**Given records**
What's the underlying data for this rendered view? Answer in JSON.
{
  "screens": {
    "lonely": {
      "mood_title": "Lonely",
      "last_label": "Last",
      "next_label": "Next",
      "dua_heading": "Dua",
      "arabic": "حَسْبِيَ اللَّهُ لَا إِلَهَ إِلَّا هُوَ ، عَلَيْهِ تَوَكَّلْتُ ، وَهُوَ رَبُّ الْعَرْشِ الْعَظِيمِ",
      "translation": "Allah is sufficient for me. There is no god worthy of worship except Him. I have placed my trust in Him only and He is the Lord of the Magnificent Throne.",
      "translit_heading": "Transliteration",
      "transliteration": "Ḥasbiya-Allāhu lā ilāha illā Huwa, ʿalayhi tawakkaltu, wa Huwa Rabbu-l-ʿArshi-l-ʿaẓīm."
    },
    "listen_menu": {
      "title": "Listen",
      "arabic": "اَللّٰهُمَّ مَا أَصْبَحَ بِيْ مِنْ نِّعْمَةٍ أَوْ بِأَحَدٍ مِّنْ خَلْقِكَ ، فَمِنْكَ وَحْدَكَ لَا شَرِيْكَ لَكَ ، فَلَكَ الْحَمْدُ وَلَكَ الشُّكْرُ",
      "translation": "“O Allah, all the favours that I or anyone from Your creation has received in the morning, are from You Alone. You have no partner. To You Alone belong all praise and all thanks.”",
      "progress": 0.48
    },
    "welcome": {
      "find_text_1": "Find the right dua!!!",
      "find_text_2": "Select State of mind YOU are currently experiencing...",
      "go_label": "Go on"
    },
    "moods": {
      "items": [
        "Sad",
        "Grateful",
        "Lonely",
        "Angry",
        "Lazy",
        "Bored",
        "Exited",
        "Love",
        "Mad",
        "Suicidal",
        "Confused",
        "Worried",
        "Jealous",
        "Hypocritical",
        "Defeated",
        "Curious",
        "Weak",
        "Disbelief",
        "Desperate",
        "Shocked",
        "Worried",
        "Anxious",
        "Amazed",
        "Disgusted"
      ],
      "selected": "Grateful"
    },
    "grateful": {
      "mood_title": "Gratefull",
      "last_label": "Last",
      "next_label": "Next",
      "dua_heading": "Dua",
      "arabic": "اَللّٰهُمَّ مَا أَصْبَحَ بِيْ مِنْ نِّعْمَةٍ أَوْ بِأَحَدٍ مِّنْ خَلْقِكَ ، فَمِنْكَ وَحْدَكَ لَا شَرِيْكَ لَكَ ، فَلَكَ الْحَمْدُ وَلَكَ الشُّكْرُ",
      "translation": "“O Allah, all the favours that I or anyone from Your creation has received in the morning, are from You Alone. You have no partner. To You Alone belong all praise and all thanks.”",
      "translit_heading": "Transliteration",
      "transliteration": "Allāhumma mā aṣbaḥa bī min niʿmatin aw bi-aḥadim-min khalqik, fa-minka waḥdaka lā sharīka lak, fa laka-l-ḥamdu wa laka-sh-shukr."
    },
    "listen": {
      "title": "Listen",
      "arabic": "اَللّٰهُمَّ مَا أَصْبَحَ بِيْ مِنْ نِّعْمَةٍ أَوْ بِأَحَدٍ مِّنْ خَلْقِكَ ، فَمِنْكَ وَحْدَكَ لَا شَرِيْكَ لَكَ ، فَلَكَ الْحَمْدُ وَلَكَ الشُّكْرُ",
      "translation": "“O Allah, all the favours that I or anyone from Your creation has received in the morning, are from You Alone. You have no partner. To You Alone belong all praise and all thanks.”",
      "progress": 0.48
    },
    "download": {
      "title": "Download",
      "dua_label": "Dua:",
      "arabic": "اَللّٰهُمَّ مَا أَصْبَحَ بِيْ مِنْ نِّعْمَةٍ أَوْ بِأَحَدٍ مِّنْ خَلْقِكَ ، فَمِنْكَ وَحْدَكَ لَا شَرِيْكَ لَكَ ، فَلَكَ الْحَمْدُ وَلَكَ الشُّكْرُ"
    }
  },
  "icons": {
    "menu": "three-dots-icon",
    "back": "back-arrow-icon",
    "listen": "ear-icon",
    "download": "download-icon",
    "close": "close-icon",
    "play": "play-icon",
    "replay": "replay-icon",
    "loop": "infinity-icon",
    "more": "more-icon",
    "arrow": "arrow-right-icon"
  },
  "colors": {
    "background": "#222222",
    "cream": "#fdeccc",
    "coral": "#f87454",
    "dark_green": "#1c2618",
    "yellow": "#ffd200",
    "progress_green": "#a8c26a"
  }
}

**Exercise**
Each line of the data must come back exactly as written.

**Answer to the exercise**
What's the underlying data for this rendered view? Answer in JSON.
{
  "screens": {
    "lonely": {
      "mood_title": "Lonely",
      "last_label": "Last",
      "next_label": "Next",
      "dua_heading": "Dua",
      "arabic": "حَسْبِيَ اللَّهُ لَا إِلَهَ إِلَّا هُوَ ، عَلَيْهِ تَوَكَّلْتُ ، وَهُوَ رَبُّ الْعَرْشِ الْعَظِيمِ",
      "translation": "Allah is sufficient for me. There is no god worthy of worship except Him. I have placed my trust in Him only and He is the Lord of the Magnificent Throne.",
      "translit_heading": "Transliteration",
      "transliteration": "Ḥasbiya-Allāhu lā ilāha illā Huwa, ʿalayhi tawakkaltu, wa Huwa Rabbu-l-ʿArshi-l-ʿaẓīm."
    },
    "listen_menu": {
      "title": "Listen",
      "arabic": "اَللّٰهُمَّ مَا أَصْبَحَ بِيْ مِنْ نِّعْمَةٍ أَوْ بِأَحَدٍ مِّنْ خَلْقِكَ ، فَمِنْكَ وَحْدَكَ لَا شَرِيْكَ لَكَ ، فَلَكَ الْحَمْدُ وَلَكَ الشُّكْرُ",
      "translation": "“O Allah, all the favours that I or anyone from Your creation has received in the morning, are from You Alone. You have no partner. To You Alone belong all praise and all thanks.”",
      "progress": 0.48
    },
    "welcome": {
      "find_text_1": "Find the right dua!!!",
      "find_text_2": "Select State of mind YOU are currently experiencing...",
      "go_label": "Go on"
    },
    "moods": {
      "items": [
        "Sad",
        "Grateful",
        "Lonely",
        "Angry",
        "Lazy",
        "Bored",
        "Exited",
        "Love",
        "Mad",
        "Suicidal",
        "Confused",
        "Worried",
        "Jealous",
        "Hypocritical",
        "Defeated",
        "Curious",
        "Weak",
        "Disbelief",
        "Desperate",
        "Shocked",
        "Worried",
        "Anxious",
        "Amazed",
        "Disgusted"
      ],
      "selected": "Grateful"
    },
    "grateful": {
      "mood_title": "Gratefull",
      "last_label": "Last",
      "next_label": "Next",
      "dua_heading": "Dua",
      "arabic": "اَللّٰهُمَّ مَا أَصْبَحَ بِيْ مِنْ نِّعْمَةٍ أَوْ بِأَحَدٍ مِّنْ خَلْقِكَ ، فَمِنْكَ وَحْدَكَ لَا شَرِيْكَ لَكَ ، فَلَكَ الْحَمْدُ وَلَكَ الشُّكْرُ",
      "translation": "“O Allah, all the favours that I or anyone from Your creation has received in the morning, are from You Alone. You have no partner. To You Alone belong all praise and all thanks.”",
      "translit_heading": "Transliteration",
      "transliteration": "Allāhumma mā aṣbaḥa bī min niʿmatin aw bi-aḥadim-min khalqik, fa-minka waḥdaka lā sharīka lak, fa laka-l-ḥamdu wa laka-sh-shukr."
    },
    "listen": {
      "title": "Listen",
      "arabic": "اَللّٰهُمَّ مَا أَصْبَحَ بِيْ مِنْ نِّعْمَةٍ أَوْ بِأَحَدٍ مِّنْ خَلْقِكَ ، فَمِنْكَ وَحْدَكَ لَا شَرِيْكَ لَكَ ، فَلَكَ الْحَمْدُ وَلَكَ الشُّكْرُ",
      "translation": "“O Allah, all the favours that I or anyone from Your creation has received in the morning, are from You Alone. You have no partner. To You Alone belong all praise and all thanks.”",
      "progress": 0.48
    },
    "download": {
      "title": "Download",
      "dua_label": "Dua:",
      "arabic": "اَللّٰهُمَّ مَا أَصْبَحَ بِيْ مِنْ نِّعْمَةٍ أَوْ بِأَحَدٍ مِّنْ خَلْقِكَ ، فَمِنْكَ وَحْدَكَ لَا شَرِيْكَ لَكَ ، فَلَكَ الْحَمْدُ وَلَكَ الشُّكْرُ"
    }
  },
  "icons": {
    "menu": "three-dots-icon",
    "back": "back-arrow-icon",
    "listen": "ear-icon",
    "download": "download-icon",
    "close": "close-icon",
    "play": "play-icon",
    "replay": "replay-icon",
    "loop": "infinity-icon",
    "more": "more-icon",
    "arrow": "arrow-right-icon"
  },
  "colors": {
    "background": "#222222",
    "cream": "#fdeccc",
    "coral": "#f87454",
    "dark_green": "#1c2618",
    "yellow": "#ffd200",
    "progress_green": "#a8c26a"
  }
}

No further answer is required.